In the entries below, find every line with "logo" and copy it.

========

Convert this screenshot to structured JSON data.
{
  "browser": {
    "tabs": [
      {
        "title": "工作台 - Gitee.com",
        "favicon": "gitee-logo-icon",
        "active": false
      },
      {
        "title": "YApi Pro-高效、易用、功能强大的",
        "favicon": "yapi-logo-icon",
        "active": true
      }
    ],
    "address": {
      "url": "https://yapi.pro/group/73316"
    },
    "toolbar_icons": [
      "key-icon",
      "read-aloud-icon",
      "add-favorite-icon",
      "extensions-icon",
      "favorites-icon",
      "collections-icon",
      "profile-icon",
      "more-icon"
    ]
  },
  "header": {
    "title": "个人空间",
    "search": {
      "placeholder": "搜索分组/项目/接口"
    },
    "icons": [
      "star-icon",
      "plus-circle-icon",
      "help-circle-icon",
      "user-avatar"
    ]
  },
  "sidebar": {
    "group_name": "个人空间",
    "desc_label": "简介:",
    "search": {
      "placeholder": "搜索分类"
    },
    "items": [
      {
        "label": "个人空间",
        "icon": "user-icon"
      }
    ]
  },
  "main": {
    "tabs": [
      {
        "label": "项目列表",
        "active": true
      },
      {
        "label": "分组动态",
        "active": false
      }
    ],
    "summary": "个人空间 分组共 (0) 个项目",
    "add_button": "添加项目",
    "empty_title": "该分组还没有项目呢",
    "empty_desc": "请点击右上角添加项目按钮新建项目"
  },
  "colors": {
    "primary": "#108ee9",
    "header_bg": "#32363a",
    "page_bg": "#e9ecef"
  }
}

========

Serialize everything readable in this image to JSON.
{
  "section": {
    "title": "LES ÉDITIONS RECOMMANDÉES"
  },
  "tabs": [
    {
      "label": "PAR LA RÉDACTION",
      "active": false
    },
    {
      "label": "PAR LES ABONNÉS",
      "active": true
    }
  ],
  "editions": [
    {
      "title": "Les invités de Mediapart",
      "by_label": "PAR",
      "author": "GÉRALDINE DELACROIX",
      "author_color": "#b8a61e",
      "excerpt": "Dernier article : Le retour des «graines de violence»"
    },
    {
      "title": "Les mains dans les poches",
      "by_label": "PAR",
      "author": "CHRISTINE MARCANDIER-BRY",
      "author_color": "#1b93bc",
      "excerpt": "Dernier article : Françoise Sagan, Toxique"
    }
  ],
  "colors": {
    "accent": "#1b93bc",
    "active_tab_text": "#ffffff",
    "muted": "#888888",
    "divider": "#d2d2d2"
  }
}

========

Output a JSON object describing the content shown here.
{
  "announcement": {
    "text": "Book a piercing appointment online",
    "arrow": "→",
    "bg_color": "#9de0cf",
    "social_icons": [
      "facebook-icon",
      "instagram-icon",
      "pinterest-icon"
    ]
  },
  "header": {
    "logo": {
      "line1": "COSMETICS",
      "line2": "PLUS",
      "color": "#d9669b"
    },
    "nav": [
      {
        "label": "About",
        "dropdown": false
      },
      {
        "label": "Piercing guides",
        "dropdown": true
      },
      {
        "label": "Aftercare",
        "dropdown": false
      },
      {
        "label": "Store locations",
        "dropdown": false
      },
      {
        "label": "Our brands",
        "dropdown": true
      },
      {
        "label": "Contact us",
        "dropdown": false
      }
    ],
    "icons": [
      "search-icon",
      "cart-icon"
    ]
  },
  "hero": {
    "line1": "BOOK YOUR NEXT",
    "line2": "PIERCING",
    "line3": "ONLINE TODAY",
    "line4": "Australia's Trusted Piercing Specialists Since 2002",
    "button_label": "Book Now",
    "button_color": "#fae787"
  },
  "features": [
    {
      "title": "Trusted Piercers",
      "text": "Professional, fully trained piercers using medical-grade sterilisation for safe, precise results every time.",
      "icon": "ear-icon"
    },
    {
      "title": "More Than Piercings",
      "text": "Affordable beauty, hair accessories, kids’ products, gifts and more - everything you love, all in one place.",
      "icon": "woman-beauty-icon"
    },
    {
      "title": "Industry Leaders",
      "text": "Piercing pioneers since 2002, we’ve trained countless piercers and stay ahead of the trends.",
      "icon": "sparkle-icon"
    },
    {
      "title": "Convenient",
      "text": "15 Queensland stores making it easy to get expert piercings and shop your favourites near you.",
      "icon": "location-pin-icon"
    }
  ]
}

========

§ OUTPUT BELOW:
        "favicon": "gitee-logo-icon",
        "favicon": "yapi-logo-icon",
    "logo": {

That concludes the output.